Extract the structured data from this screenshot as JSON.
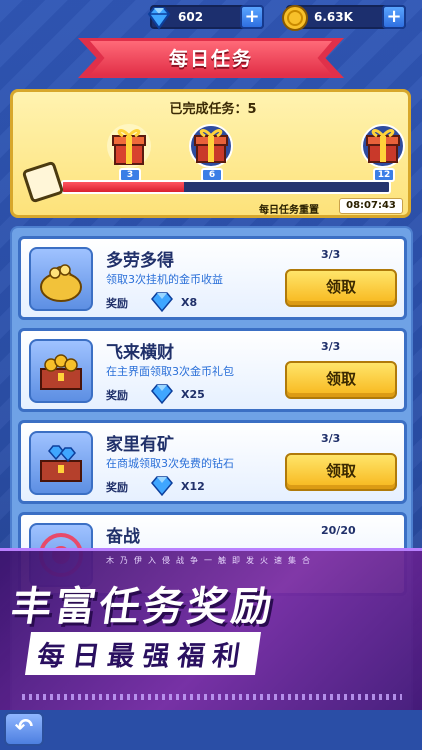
{
  "resources": {
    "gems": "602",
    "coins": "6.63K",
    "plus_label": "+"
  },
  "title": "每日任务",
  "progress": {
    "completed_label": "已完成任务：5",
    "fill_fraction": 0.37,
    "milestones": [
      "3",
      "6",
      "12"
    ],
    "reset_label": "每日任务重置",
    "reset_time": "08:07:43"
  },
  "tasks": [
    {
      "name": "多劳多得",
      "desc": "领取3次挂机的金币收益",
      "reward_label": "奖励",
      "reward_count": "X8",
      "progress": "3/3",
      "button": "领取",
      "icon": "coin-bag-icon"
    },
    {
      "name": "飞来横财",
      "desc": "在主界面领取3次金币礼包",
      "reward_label": "奖励",
      "reward_count": "X25",
      "progress": "3/3",
      "button": "领取",
      "icon": "coin-chest-icon"
    },
    {
      "name": "家里有矿",
      "desc": "在商城领取3次免费的钻石",
      "reward_label": "奖励",
      "reward_count": "X12",
      "progress": "3/3",
      "button": "领取",
      "icon": "gem-chest-icon"
    },
    {
      "name": "奋战",
      "desc": "",
      "reward_label": "",
      "reward_count": "",
      "progress": "20/20",
      "button": "",
      "icon": "target-icon"
    }
  ],
  "promo": {
    "tagline": "木乃伊入侵战争一触即发火速集合",
    "line1": "丰富任务奖励",
    "line2": "每日最强福利"
  },
  "nav": {
    "back_label": "↶"
  },
  "colors": {
    "accent_red": "#e23048",
    "button_yellow": "#f7b61b",
    "panel_blue": "#2f56b5"
  }
}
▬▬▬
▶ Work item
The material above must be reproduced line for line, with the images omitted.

▶ Result
Extract the structured data from this screenshot as JSON.
{
  "resources": {
    "gems": "602",
    "coins": "6.63K",
    "plus_label": "+"
  },
  "title": "每日任务",
  "progress": {
    "completed_label": "已完成任务：5",
    "fill_fraction": 0.37,
    "milestones": [
      "3",
      "6",
      "12"
    ],
    "reset_label": "每日任务重置",
    "reset_time": "08:07:43"
  },
  "tasks": [
    {
      "name": "多劳多得",
      "desc": "领取3次挂机的金币收益",
      "reward_label": "奖励",
      "reward_count": "X8",
      "progress": "3/3",
      "button": "领取",
      "icon": "coin-bag-icon"
    },
    {
      "name": "飞来横财",
      "desc": "在主界面领取3次金币礼包",
      "reward_label": "奖励",
      "reward_count": "X25",
      "progress": "3/3",
      "button": "领取",
      "icon": "coin-chest-icon"
    },
    {
      "name": "家里有矿",
      "desc": "在商城领取3次免费的钻石",
      "reward_label": "奖励",
      "reward_count": "X12",
      "progress": "3/3",
      "button": "领取",
      "icon": "gem-chest-icon"
    },
    {
      "name": "奋战",
      "desc": "",
      "reward_label": "",
      "reward_count": "",
      "progress": "20/20",
      "button": "",
      "icon": "target-icon"
    }
  ],
  "promo": {
    "tagline": "木乃伊入侵战争一触即发火速集合",
    "line1": "丰富任务奖励",
    "line2": "每日最强福利"
  },
  "nav": {
    "back_label": "↶"
  },
  "colors": {
    "accent_red": "#e23048",
    "button_yellow": "#f7b61b",
    "panel_blue": "#2f56b5"
  }
}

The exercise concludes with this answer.